▶ **WHAT TO PRODUCE**
Return every line from the records below in which the word "POST" is found.

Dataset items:
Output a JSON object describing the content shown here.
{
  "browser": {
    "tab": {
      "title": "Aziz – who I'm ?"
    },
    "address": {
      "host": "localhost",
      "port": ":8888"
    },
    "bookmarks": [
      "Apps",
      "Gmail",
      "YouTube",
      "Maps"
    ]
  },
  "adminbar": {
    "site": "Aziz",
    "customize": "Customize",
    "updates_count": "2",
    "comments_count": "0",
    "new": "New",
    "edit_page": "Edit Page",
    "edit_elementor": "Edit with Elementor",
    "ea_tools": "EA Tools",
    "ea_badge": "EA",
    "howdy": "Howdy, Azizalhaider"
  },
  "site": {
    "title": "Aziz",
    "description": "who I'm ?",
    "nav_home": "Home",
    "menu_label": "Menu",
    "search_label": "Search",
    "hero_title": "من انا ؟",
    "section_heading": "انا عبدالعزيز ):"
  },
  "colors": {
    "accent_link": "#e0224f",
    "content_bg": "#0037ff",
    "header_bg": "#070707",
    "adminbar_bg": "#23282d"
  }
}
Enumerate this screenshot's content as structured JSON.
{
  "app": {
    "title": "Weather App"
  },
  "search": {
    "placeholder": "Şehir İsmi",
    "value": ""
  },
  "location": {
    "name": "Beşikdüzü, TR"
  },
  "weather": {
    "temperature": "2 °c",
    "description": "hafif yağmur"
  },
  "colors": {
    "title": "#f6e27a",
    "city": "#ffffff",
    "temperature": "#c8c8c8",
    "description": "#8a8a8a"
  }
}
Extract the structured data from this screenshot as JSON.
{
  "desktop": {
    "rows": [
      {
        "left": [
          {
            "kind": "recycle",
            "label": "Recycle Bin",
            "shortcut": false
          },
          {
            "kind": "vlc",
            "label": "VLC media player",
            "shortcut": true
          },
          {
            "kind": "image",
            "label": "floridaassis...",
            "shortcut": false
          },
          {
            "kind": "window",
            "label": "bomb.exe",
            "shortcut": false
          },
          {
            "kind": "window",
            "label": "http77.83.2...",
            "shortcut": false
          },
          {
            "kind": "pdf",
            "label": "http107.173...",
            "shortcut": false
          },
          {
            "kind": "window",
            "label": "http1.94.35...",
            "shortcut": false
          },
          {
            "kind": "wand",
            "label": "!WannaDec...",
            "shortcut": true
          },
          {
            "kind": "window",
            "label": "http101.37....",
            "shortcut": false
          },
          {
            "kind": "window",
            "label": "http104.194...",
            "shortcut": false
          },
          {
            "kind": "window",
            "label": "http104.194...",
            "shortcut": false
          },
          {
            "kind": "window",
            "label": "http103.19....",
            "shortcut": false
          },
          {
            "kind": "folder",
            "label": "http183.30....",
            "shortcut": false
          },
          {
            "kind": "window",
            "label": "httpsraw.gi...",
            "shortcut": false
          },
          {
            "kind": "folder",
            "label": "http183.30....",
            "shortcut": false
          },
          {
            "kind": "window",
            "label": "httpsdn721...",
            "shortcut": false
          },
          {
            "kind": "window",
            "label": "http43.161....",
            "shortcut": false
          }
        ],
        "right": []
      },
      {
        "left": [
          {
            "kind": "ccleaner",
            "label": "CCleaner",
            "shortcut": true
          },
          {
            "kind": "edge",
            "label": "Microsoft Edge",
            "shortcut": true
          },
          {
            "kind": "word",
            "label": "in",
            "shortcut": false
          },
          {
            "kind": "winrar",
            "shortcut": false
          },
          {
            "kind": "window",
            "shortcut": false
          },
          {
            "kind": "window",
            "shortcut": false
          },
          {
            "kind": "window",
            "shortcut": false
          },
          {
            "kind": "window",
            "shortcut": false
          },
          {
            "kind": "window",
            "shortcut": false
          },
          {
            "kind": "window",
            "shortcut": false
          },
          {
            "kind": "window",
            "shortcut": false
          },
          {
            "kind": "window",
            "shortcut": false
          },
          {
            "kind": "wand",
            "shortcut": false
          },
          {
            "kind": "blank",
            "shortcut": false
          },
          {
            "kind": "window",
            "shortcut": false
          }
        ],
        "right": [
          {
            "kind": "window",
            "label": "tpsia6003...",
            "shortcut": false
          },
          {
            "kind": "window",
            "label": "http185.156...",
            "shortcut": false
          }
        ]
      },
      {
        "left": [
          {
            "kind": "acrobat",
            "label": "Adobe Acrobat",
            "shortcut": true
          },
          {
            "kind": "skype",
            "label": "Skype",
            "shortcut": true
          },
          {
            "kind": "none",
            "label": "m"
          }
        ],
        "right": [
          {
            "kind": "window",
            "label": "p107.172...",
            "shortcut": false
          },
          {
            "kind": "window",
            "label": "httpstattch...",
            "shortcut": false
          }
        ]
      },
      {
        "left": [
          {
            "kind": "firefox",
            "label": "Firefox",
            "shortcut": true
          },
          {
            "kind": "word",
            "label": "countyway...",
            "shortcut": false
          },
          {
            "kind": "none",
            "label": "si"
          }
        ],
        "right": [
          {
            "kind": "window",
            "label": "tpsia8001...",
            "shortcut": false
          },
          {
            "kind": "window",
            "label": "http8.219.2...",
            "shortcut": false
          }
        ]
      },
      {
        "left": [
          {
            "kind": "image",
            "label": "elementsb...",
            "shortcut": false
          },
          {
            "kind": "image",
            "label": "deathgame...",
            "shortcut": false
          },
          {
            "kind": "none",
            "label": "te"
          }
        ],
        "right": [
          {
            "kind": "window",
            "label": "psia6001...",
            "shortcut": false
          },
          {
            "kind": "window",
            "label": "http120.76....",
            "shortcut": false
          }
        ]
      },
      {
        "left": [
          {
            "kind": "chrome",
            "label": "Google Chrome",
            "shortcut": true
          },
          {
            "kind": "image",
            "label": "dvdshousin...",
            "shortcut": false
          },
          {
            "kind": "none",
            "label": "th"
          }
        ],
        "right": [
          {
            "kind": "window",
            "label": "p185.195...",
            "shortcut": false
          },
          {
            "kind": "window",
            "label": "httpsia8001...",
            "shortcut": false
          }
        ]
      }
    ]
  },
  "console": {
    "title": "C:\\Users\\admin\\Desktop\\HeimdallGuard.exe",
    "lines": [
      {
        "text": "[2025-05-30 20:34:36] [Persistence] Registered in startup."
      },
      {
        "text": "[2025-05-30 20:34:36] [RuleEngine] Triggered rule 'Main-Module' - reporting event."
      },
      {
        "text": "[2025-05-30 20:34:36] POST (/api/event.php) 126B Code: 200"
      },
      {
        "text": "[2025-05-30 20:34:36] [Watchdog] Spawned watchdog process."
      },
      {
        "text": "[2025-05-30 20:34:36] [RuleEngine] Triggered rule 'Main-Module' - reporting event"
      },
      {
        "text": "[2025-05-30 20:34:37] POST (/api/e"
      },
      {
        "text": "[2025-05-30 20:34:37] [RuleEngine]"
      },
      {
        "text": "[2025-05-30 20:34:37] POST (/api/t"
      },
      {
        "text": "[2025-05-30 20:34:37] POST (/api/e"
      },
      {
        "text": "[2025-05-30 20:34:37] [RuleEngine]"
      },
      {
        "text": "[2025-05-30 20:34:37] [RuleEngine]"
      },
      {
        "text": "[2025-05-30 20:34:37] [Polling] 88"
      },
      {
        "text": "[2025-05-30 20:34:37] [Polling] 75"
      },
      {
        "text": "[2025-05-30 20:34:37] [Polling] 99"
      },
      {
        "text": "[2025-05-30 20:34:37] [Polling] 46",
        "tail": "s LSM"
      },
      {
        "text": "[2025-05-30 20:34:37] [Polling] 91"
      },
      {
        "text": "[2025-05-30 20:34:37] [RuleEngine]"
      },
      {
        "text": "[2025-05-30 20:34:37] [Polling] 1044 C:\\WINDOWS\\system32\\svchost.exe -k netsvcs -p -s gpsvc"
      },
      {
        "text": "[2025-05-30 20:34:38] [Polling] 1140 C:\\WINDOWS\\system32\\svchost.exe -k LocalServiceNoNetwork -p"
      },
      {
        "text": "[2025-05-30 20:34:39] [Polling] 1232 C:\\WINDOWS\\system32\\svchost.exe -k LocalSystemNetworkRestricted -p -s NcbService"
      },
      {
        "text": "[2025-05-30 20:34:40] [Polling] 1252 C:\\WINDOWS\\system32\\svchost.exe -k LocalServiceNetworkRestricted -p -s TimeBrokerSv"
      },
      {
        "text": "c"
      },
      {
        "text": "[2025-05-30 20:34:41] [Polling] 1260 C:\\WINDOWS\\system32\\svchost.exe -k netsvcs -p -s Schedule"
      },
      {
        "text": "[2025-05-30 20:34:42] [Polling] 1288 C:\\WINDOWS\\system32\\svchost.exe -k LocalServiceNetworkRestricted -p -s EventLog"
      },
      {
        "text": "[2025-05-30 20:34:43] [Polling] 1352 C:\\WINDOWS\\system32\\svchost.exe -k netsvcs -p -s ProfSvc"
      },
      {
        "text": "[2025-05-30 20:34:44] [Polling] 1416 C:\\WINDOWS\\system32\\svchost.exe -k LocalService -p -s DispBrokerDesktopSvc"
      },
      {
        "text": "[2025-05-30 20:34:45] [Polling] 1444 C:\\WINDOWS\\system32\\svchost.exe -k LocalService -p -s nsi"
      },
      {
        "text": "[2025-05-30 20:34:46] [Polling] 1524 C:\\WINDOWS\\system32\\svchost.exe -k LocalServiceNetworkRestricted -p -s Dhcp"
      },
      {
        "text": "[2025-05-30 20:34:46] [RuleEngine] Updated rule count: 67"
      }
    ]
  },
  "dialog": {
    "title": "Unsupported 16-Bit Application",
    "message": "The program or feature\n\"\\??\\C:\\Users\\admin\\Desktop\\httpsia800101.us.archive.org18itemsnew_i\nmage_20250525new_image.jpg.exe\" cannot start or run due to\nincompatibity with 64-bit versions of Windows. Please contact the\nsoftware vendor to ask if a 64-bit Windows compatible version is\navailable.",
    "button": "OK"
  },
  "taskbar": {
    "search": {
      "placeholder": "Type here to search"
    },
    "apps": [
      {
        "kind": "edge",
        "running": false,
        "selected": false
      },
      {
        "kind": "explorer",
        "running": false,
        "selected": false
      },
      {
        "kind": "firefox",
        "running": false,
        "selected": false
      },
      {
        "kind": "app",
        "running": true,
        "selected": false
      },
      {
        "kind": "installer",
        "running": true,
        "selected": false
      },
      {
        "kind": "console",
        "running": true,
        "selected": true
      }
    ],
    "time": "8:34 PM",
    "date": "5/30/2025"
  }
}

▶ **RESULT OF THE EXERCISE**
        "text": "[2025-05-30 20:34:36] POST (/api/event.php) 126B Code: 200"
        "text": "[2025-05-30 20:34:37] POST (/api/e"
        "text": "[2025-05-30 20:34:37] POST (/api/t"
        "text": "[2025-05-30 20:34:37] POST (/api/e"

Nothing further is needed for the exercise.